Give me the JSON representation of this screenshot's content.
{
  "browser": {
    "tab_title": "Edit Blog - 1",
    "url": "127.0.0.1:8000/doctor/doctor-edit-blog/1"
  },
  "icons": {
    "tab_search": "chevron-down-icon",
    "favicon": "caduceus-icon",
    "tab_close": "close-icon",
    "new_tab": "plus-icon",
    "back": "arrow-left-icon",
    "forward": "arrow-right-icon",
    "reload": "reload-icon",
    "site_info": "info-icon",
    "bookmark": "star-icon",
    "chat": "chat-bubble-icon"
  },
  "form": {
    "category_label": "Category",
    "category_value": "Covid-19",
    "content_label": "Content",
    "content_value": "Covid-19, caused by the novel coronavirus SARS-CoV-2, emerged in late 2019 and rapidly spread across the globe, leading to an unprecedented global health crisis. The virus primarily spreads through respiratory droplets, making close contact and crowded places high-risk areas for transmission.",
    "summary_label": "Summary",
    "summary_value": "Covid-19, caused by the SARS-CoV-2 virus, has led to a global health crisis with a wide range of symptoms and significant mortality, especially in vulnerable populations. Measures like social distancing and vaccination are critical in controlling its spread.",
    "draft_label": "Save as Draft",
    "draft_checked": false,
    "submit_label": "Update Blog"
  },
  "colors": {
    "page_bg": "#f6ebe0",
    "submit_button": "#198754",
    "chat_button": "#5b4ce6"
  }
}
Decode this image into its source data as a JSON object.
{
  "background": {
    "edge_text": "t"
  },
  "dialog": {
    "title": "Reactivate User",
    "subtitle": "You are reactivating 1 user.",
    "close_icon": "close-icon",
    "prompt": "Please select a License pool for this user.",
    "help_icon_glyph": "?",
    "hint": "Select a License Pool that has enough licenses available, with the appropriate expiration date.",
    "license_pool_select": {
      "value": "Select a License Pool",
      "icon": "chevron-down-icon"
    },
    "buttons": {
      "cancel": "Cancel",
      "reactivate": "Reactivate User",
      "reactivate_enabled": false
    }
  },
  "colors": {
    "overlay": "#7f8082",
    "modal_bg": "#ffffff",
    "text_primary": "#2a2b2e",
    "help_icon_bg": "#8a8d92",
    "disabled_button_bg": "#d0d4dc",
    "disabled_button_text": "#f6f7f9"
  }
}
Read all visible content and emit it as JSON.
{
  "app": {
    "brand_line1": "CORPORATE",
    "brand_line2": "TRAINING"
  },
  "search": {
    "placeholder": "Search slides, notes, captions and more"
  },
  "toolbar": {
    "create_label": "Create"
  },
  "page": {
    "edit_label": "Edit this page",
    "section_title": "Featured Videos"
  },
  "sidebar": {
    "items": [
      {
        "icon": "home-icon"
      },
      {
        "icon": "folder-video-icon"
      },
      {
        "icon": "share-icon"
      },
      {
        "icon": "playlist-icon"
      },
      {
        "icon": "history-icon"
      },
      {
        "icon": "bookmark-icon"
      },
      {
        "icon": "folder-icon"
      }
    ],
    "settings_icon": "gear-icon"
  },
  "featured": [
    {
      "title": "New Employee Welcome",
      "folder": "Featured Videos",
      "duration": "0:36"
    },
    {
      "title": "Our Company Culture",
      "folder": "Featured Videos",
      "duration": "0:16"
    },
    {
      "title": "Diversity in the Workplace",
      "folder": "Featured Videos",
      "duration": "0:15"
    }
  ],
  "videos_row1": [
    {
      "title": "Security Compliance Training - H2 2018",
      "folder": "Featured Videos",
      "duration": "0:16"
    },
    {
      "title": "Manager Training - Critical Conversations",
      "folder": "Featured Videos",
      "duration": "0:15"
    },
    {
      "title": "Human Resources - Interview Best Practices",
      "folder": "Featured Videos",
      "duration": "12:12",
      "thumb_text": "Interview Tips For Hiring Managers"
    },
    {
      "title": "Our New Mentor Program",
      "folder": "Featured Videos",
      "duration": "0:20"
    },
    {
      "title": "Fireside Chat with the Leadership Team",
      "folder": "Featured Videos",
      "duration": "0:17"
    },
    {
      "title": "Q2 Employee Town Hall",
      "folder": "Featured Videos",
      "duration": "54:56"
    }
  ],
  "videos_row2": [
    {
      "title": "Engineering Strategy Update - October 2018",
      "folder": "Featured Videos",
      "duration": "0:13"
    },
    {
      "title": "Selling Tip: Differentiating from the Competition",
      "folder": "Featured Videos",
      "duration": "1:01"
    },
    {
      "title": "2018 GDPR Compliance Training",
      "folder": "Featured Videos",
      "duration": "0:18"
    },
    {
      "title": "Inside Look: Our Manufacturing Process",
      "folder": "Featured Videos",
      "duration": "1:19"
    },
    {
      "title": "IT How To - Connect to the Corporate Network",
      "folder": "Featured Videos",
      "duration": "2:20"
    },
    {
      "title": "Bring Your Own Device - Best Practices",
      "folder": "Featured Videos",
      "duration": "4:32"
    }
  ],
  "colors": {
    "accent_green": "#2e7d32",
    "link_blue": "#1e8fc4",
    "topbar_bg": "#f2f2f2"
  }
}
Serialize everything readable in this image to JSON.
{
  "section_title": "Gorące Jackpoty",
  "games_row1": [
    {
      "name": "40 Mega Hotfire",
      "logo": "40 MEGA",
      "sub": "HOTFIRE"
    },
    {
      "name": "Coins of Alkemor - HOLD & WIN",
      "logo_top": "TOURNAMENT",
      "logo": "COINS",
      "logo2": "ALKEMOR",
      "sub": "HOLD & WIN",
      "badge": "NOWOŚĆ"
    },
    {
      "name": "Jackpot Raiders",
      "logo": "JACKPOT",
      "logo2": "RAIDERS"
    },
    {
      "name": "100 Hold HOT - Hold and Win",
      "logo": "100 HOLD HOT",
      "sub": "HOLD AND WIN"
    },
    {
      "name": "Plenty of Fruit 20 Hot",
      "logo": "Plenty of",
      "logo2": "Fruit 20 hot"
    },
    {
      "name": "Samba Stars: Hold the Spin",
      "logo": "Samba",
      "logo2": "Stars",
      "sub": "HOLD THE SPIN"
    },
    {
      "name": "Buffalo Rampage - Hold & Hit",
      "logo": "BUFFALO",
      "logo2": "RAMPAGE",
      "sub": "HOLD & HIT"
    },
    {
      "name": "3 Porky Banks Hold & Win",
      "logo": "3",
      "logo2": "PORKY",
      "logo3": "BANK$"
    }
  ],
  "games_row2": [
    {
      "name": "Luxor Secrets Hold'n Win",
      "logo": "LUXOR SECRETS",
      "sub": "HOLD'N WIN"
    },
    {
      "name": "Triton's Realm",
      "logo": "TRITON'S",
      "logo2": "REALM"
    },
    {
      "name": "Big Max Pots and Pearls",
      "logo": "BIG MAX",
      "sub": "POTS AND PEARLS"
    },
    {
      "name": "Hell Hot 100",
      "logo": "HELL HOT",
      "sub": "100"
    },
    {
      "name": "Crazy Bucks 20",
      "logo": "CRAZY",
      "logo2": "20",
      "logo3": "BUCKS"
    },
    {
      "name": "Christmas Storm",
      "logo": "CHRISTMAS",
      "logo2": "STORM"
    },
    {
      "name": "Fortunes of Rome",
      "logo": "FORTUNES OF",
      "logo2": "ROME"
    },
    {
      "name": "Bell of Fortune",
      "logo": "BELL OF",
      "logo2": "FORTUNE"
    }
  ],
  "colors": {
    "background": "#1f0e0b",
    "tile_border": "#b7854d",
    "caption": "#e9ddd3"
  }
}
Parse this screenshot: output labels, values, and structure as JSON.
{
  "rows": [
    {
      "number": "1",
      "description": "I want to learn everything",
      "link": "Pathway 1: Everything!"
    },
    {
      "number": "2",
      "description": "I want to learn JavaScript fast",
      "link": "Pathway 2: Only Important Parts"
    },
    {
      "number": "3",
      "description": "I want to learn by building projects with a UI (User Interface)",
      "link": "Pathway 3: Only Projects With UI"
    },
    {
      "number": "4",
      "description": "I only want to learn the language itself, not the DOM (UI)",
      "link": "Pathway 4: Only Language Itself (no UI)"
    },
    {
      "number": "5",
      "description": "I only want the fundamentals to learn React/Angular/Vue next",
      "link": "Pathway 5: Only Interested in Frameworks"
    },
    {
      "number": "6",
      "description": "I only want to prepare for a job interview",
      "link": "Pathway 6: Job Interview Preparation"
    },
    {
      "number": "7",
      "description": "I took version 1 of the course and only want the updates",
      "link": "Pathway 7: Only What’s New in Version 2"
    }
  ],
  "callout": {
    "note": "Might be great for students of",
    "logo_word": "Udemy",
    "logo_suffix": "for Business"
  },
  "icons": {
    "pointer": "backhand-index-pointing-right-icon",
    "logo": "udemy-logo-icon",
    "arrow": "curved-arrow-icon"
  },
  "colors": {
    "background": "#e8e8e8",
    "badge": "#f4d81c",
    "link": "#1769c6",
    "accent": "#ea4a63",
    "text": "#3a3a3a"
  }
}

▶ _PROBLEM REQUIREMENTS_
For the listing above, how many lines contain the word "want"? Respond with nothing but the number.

▶ _SOLUTION TO THIS PROBLEM_
7